Marou / Ho Chi Minh City
Bean around the world
They say life is like a box of chocolates – and so it proved for Samuel Maruta. When the French native relocated to Vietnam he was as surprised as anyone else to find himself packing in a finance career to go in search of the finest highland cocoa beans.
When French expat and Marou co-founder Samuel Maruta ditched a job in finance in 2010 to ride into the Vietnamese highlands in search of cocoa beans, his friends exchanged a few concerned mutters. But Maruta and his compatriot (and business partner) Vincent Mourou were intent on telling a different kind of “Made in Vietnam” story to the world.
“We saw an opportunity because nothing was being done with cocoa here,” says Maruta of a bean formerly reserved for export. “We could see the appeal of something being made out of cacao in a very grassroots way,” he adds, eyeing a shiny metallic vat in which a warm gooey chocolate paste is being tempered (heated and then cooled in shape) at his shop, Maison Marou. “The only question was, could we make good chocolate out of Vietnamese cocoa beans?”
Maison Marou, the brand’s factory-cum-chocolatier in Ho Chi Minh City, is the proof in the pudding. Opened in May, it features a miniature replica of Marou’s production facility, which has sat on the outskirts of town since 2011. The shop’s aim is to show off the complex chocolate-making process to customers.
“People come in and have a chance to learn and see how the chocolate is made – we expose everything here,” says Mourou, filling up a 1930s black iron roaster with aromatic beans. “Maison Marou is a sublimation of what we have done before: we offer chocolate drinks and pastries but adhering to the original principles of the brand.”
While Marou has diversified its offering through this bricks-and-mortar setting, the six original bars it exports form the core of its revenue. Differently coloured packaging represents the unique points of origin of the beans and their varying richness in cocoa.
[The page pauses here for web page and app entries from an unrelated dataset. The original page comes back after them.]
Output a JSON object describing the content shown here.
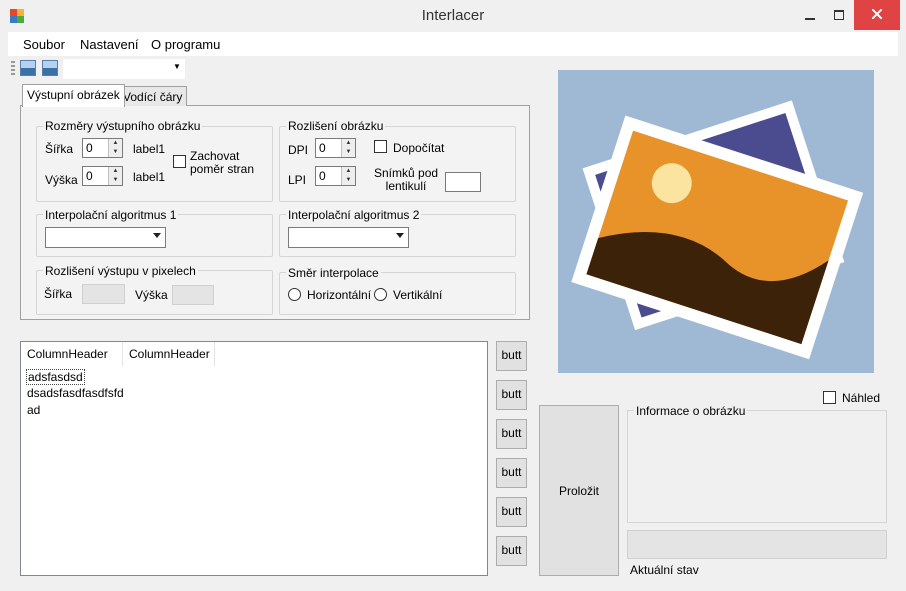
{
  "window": {
    "title": "Interlacer"
  },
  "menu": {
    "file": "Soubor",
    "settings": "Nastavení",
    "about": "O programu"
  },
  "toolbar": {
    "icon1": "image-icon",
    "icon2": "image-icon",
    "combo_value": ""
  },
  "tabs": {
    "output": "Výstupní obrázek",
    "guides": "Vodící čáry"
  },
  "output_size": {
    "title": "Rozměry výstupního obrázku",
    "width_label": "Šířka",
    "width_value": "0",
    "width_unit": "label1",
    "height_label": "Výška",
    "height_value": "0",
    "height_unit": "label1",
    "keep_ratio_line1": "Zachovat",
    "keep_ratio_line2": "poměr stran"
  },
  "resolution": {
    "title": "Rozlišení obrázku",
    "dpi_label": "DPI",
    "dpi_value": "0",
    "lpi_label": "LPI",
    "lpi_value": "0",
    "compute_label": "Dopočítat",
    "frames_line1": "Snímků pod",
    "frames_line2": "lentikulí",
    "frames_value": ""
  },
  "interp1": {
    "title": "Interpolační algoritmus 1",
    "value": ""
  },
  "interp2": {
    "title": "Interpolační algoritmus 2",
    "value": ""
  },
  "pixel_res": {
    "title": "Rozlišení výstupu v pixelech",
    "width_label": "Šířka",
    "height_label": "Výška"
  },
  "direction": {
    "title": "Směr interpolace",
    "horizontal": "Horizontální",
    "vertical": "Vertikální"
  },
  "list": {
    "columns": [
      "ColumnHeader",
      "ColumnHeader"
    ],
    "items": [
      "adsfasdsd",
      "dsadsfasdfasdfsfd",
      "ad"
    ]
  },
  "side_buttons": [
    "butt",
    "butt",
    "butt",
    "butt",
    "butt",
    "butt"
  ],
  "preview_label": "Náhled",
  "interlace_button": "Proložit",
  "info": {
    "title": "Informace o obrázku"
  },
  "status": {
    "label": "Aktuální stav"
  },
  "colors": {
    "close": "#e04343",
    "preview_bg": "#9fb8d3"
  }
}
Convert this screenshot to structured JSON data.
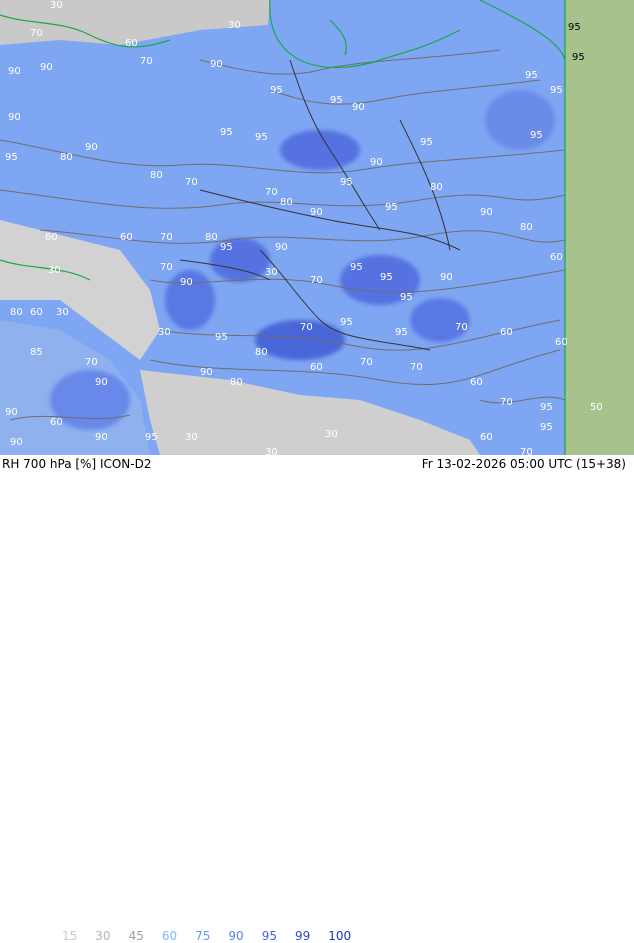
{
  "title": "RH 700 hPa [%] ICON-D2",
  "valid_time": "Fr 13-02-2026 05:00 UTC (15+38)",
  "legend": {
    "levels": [
      {
        "label": "15",
        "color": "#c8c8c8"
      },
      {
        "label": "30",
        "color": "#b4b4b4"
      },
      {
        "label": "45",
        "color": "#a0a0a0"
      },
      {
        "label": "60",
        "color": "#82b4ff"
      },
      {
        "label": "75",
        "color": "#6496ff"
      },
      {
        "label": "90",
        "color": "#5a82e6"
      },
      {
        "label": "95",
        "color": "#4664dc"
      },
      {
        "label": "99",
        "color": "#3246c8"
      },
      {
        "label": "100",
        "color": "#1e32b4"
      }
    ]
  },
  "colors": {
    "domain_fill": "#7fa6f2",
    "outside_fill": "#e0e0e0",
    "dry_fill": "#c7c7c7",
    "coastline": "#18a848",
    "border": "#333333",
    "contour": "#6e6e6e",
    "frame_strip": "#a0c080"
  },
  "contour_labels": [
    "30",
    "60",
    "70",
    "80",
    "90",
    "95"
  ]
}
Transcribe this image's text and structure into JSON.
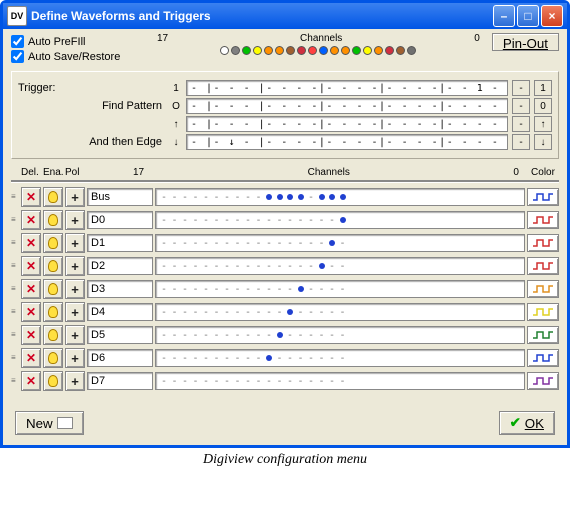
{
  "window": {
    "title": "Define Waveforms and Triggers",
    "icon_text": "DV"
  },
  "toolbar": {
    "auto_prefill": "Auto PreFIll",
    "auto_saverestore": "Auto Save/Restore",
    "channels_label": "Channels",
    "left_num": "17",
    "right_num": "0",
    "pinout": "Pin-Out"
  },
  "channel_colors": [
    "#ffffff",
    "#808080",
    "#00c000",
    "#ffff00",
    "#ff9000",
    "#ff9000",
    "#a06030",
    "#d03040",
    "#ff4040",
    "#0060ff",
    "#ff9000",
    "#ff9000",
    "#00c000",
    "#ffff00",
    "#ff9000",
    "#d03040",
    "#a06030",
    "#707070"
  ],
  "trigger": {
    "label": "Trigger:",
    "find": "Find Pattern",
    "edge": "And then Edge",
    "rows": [
      {
        "num": "1",
        "pat": "- |- - - |- - - -|- - - -|- - - -|- - 1 -",
        "btn": "-",
        "side": "1"
      },
      {
        "num": "O",
        "pat": "- |- - - |- - - -|- - - -|- - - -|- - - -",
        "btn": "-",
        "side": "0"
      },
      {
        "num": "↑",
        "pat": "- |- - - |- - - -|- - - -|- - - -|- - - -",
        "btn": "-",
        "side": "↑"
      },
      {
        "num": "↓",
        "pat": "- |- ↓ - |- - - -|- - - -|- - - -|- - - -",
        "btn": "-",
        "side": "↓"
      }
    ]
  },
  "cols": {
    "del": "Del.",
    "ena": "Ena.",
    "pol": "Pol",
    "left": "17",
    "channels": "Channels",
    "right": "0",
    "color": "Color"
  },
  "rows": [
    {
      "name": "Bus",
      "color": "#2040d0",
      "dots": [
        10,
        11,
        12,
        13,
        15,
        16,
        17
      ]
    },
    {
      "name": "D0",
      "color": "#d03030",
      "dots": [
        17
      ]
    },
    {
      "name": "D1",
      "color": "#d03030",
      "dots": [
        16
      ]
    },
    {
      "name": "D2",
      "color": "#d03030",
      "dots": [
        15
      ]
    },
    {
      "name": "D3",
      "color": "#e09020",
      "dots": [
        13
      ]
    },
    {
      "name": "D4",
      "color": "#e0d020",
      "dots": [
        12
      ]
    },
    {
      "name": "D5",
      "color": "#208030",
      "dots": [
        11
      ]
    },
    {
      "name": "D6",
      "color": "#2040d0",
      "dots": [
        10
      ]
    },
    {
      "name": "D7",
      "color": "#8030a0",
      "dots": []
    }
  ],
  "bottom": {
    "new": "New",
    "ok": "OK"
  },
  "caption": "Digiview configuration menu"
}
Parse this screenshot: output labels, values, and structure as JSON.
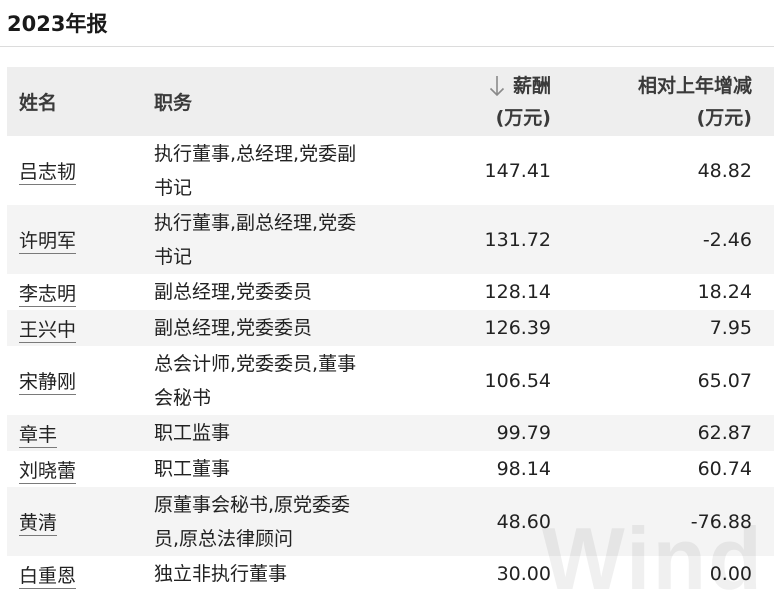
{
  "title": "2023年报",
  "table": {
    "headers": {
      "name": "姓名",
      "role": "职务",
      "pay_line1": "薪酬",
      "pay_line2": "(万元)",
      "delta_line1": "相对上年增减",
      "delta_line2": "(万元)"
    },
    "sort_icon": "arrow-down-icon",
    "rows": [
      {
        "name": "吕志韧",
        "role": "执行董事,总经理,党委副书记",
        "pay": "147.41",
        "delta": "48.82"
      },
      {
        "name": "许明军",
        "role": "执行董事,副总经理,党委书记",
        "pay": "131.72",
        "delta": "-2.46"
      },
      {
        "name": "李志明",
        "role": "副总经理,党委委员",
        "pay": "128.14",
        "delta": "18.24"
      },
      {
        "name": "王兴中",
        "role": "副总经理,党委委员",
        "pay": "126.39",
        "delta": "7.95"
      },
      {
        "name": "宋静刚",
        "role": "总会计师,党委委员,董事会秘书",
        "pay": "106.54",
        "delta": "65.07"
      },
      {
        "name": "章丰",
        "role": "职工监事",
        "pay": "99.79",
        "delta": "62.87"
      },
      {
        "name": "刘晓蕾",
        "role": "职工董事",
        "pay": "98.14",
        "delta": "60.74"
      },
      {
        "name": "黄清",
        "role": "原董事会秘书,原党委委员,原总法律顾问",
        "pay": "48.60",
        "delta": "-76.88"
      },
      {
        "name": "白重恩",
        "role": "独立非执行董事",
        "pay": "30.00",
        "delta": "0.00"
      }
    ]
  },
  "watermark": "Wind"
}
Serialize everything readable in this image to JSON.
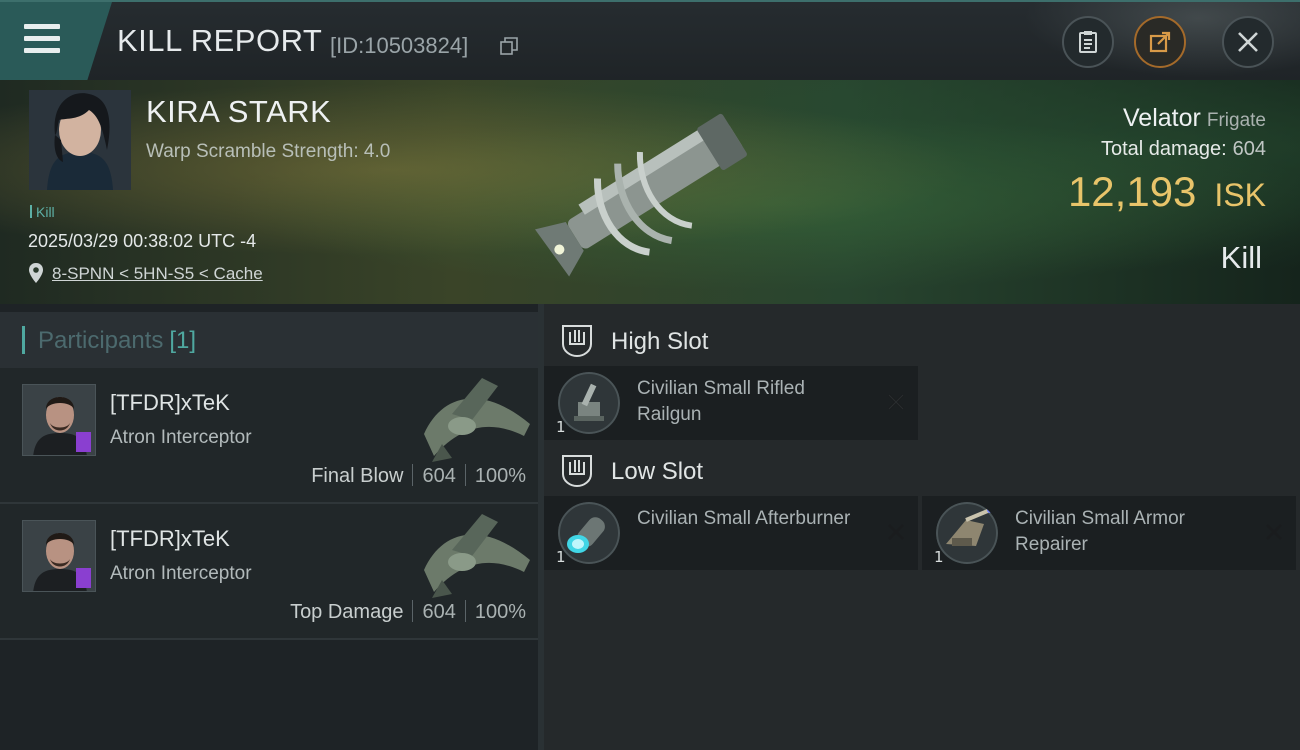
{
  "header": {
    "title": "KILL REPORT",
    "report_id": "[ID:10503824]",
    "icons": {
      "menu": "hamburger-menu-icon",
      "copy": "copy-icon",
      "clipboard": "clipboard-icon",
      "share": "share-icon",
      "close": "close-icon"
    }
  },
  "victim": {
    "name": "KIRA STARK",
    "warp_scramble": "Warp Scramble Strength: 4.0",
    "tag": "Kill",
    "timestamp": "2025/03/29 00:38:02 UTC -4",
    "location": "8-SPNN < 5HN-S5 < Cache",
    "ship_name": "Velator",
    "ship_class": "Frigate",
    "total_damage_label": "Total damage:",
    "total_damage": "604",
    "isk_value": "12,193",
    "isk_unit": "ISK",
    "result": "Kill"
  },
  "participants": {
    "title": "Participants",
    "count": "[1]",
    "rows": [
      {
        "name": "[TFDR]xTeK",
        "ship": "Atron Interceptor",
        "role": "Final Blow",
        "damage": "604",
        "percent": "100%"
      },
      {
        "name": "[TFDR]xTeK",
        "ship": "Atron Interceptor",
        "role": "Top Damage",
        "damage": "604",
        "percent": "100%"
      }
    ]
  },
  "slots": {
    "high": {
      "title": "High Slot",
      "modules": [
        {
          "qty": "1",
          "name": "Civilian Small Rifled Railgun"
        }
      ]
    },
    "low": {
      "title": "Low Slot",
      "modules": [
        {
          "qty": "1",
          "name": "Civilian Small Afterburner"
        },
        {
          "qty": "1",
          "name": "Civilian Small Armor Repairer"
        }
      ]
    }
  },
  "colors": {
    "accent": "#4fa8a0",
    "isk": "#e8c46a",
    "badge": "#8a3fd0"
  }
}
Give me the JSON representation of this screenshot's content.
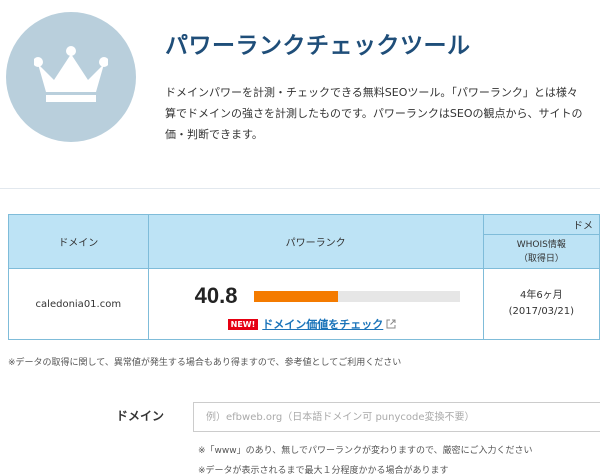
{
  "header": {
    "title": "パワーランクチェックツール",
    "description_lines": [
      "ドメインパワーを計測・チェックできる無料SEOツール。「パワーランク」とは様々",
      "算でドメインの強さを計測したものです。パワーランクはSEOの観点から、サイトの",
      "価・判断できます。"
    ],
    "logo_icon": "crown-icon"
  },
  "table": {
    "col_domain": "ドメイン",
    "col_power_rank": "パワーランク",
    "col_group_partial": "ドメ",
    "col_whois": "WHOIS情報",
    "col_whois_sub": "（取得日）",
    "row": {
      "domain": "caledonia01.com",
      "score": "40.8",
      "score_fraction": 0.408,
      "new_badge": "NEW!",
      "check_link": "ドメイン価値をチェック",
      "whois_age": "4年6ヶ月",
      "whois_date": "(2017/03/21)"
    }
  },
  "notes": {
    "data_disclaimer": "※データの取得に関して、異常値が発生する場合もあり得ますので、参考値としてご利用ください",
    "www_note": "※「www」のあり、無しでパワーランクが変わりますので、厳密にご入力ください",
    "display_time": "※データが表示されるまで最大１分程度かかる場合があります"
  },
  "form": {
    "label": "ドメイン",
    "placeholder": "例）efbweb.org（日本語ドメイン可 punycode変換不要）",
    "value": ""
  },
  "colors": {
    "title": "#1f4e79",
    "header_bg": "#bde3f5",
    "border": "#7fbcd9",
    "bar": "#f47b00",
    "badge": "#e60012",
    "link": "#1a73b9"
  }
}
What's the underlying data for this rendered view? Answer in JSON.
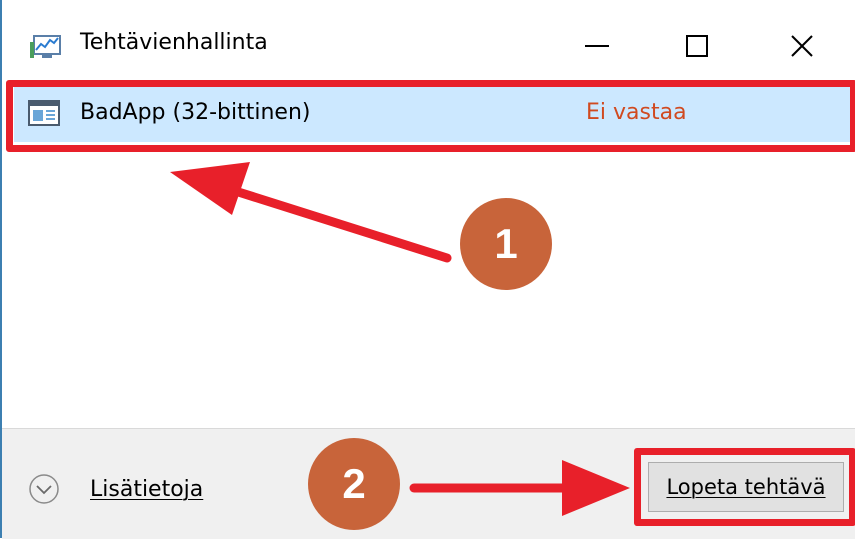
{
  "window": {
    "title": "Tehtävienhallinta",
    "controls": {
      "minimize": "—",
      "maximize": "☐",
      "close": "✕"
    }
  },
  "process": {
    "name": "BadApp (32-bittinen)",
    "status": "Ei vastaa"
  },
  "footer": {
    "more_details": "Lisätietoja",
    "end_task": "Lopeta tehtävä"
  },
  "annotations": {
    "step1": "1",
    "step2": "2",
    "highlight_color": "#e8202a",
    "badge_color": "#c8643a"
  }
}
The company dispatches 450,000 hand-wrapped bars a year across the globe and has garnered fans from Stockholm to Sydney in the process. Maruta’s preference is the Treasure Island bar, a 75 per cent dark-cocoa number with little-to-no acidity and a rich kick. “It’s intensely satisfying,” he says, snapping off a block.
The beans enlivening this particular product come from Tan Phu Dong district in the Mekong Delta, the historic heart of the Vietnamese cocoa-farming business. Other bars harness beans from more unusual locations, such as the Ba Ria-Vung Tau coastal province, where Marou’s very first bag of cacao arrived from. “The cornerstone of our buying policy is paying more for quality cocoa – and we pay significantly more,” he says.
“We’re picky but the stuff we don’t use the farmers tend to sell at market price so it’s a win-win for them,” says Maruta. He notes that much work has gone into elevating the farming practices with partners during the crucial fermentation and drying stages. Five years of refining their internal processes and recipes has led to the creation of a product that Maruta and Mourou both admit exceeds their initial expectations. But the pair’s end goal is yet to be realised: to change international perceptions of their adopted homeland.
“People are not used to buying high quality foodstuff that is made in Vietnam; the label is not something that stands for quality,” says Mourou, adding that the nation is an agricultural powerhouse that needs to be better recognised. “We’re not Vietnamese but we’re proud that the Vietnamese are telling us that we’re doing so much to put them on the map. But it’s really thanks to them – the Vietnamese people and ingredients that we’ve brought together to shape our success.”
Fermented and dried cocoa beans are poured into a coffee roaster; toasting happens at 120C (lower than coffee).
Deshelling and winnowing
Marou’s founders commissioned Vietnamese makers to custom-build the contraption that cracks the beans’ shells and blows away excess residue.
The remaining cocoa nibs are squished into a gooey paste using granite grinders, removing volatile chemicals and leaving an earthy-smelling viscous liquid.
Tempering and moulding
From its amorphous state the chocolate is cooled to just above its freezing point (about 30C) and then poured into moulds to cool and solidify before being sliced.